In a sign of growth to come, PwC has estimated that the private sector plans to spend $NZD 72 billion over the next three to five years on new capital projects in the APEC region.
Almost sixty percent (57%) of respondents plan to build or expand facilities over the next few years from manufacturing and retail to communications infrastructure and automation.
Connectivity through Technology:
Businesses in APEC economies are utilising technology in a variety of ways, but the two standouts are using data to forecast demand and using social networking to reach customers and make decisions. This includes making use of integrated systems, data from the networks and customer feedback.
While many businesses are jumping on social media, they aren’t quite sure what to do with the data yet with only 12% being ‘very confident’ that they’re profiting from their investments in social networks.

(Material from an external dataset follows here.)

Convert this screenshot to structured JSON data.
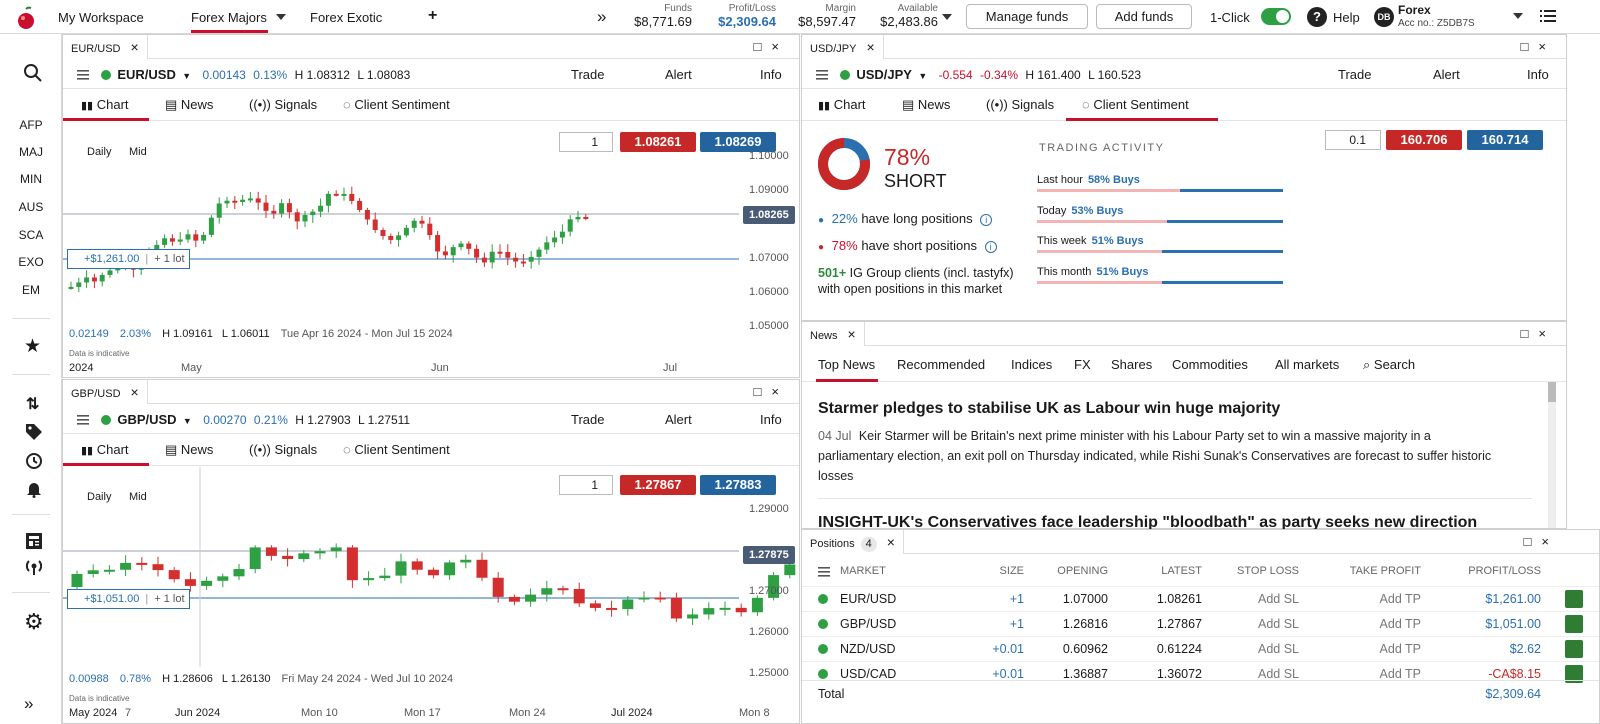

“In terms of using data to forecast demand, it’s a more positive story. Half of executives surveyed say their ability to forecast market demand for products and services is improving. Greater use of data to fortify predictive models plays a role”, says PwC NZ’s Strategy & Markets Partner, Craig Rice.
The survey found that data-driven changes are having an impact with 57% of executives saying they are more confident of their abilities to respond to changes in the marketplace, and half say they are more skilful at forecasting demand. These executives are more likely to be “very confident” of growth (67%) than their peers.
Technology also seems to be driving collaboration. Nearly 60% of executives say they are now more willing to share insights and resources with business partners in order to speed product development and gain market access. And more than 40% say their company will likely enter a business combination outside of their core industry.
While many APEC businesses may not be ready to fully participate in the digital economy, close to one billion people are believed to be active users of social networks in Asia Pacific, representing a market penetration of 25% and increasing.
“Asia Pacific today stands at a turning point as advancing technologies move beyond national boundaries and create new demands and even new industries,” says Craig Rice.
“CEOs see the need to be bold in breaking down the barriers to growth. They want to finalise the Trans-Pacific Partnership, address intellectual property issues and encourage regulatory harmony in the region.”
“Businesses are investing in a different Asia Pacific with rising numbers of urban middle-income consumers demanding new, technologically advanced products and services from business and governments. In its 25th year, APEC has an on-going and important role to play in helping to meet these demands and advancing growth throughout the region.”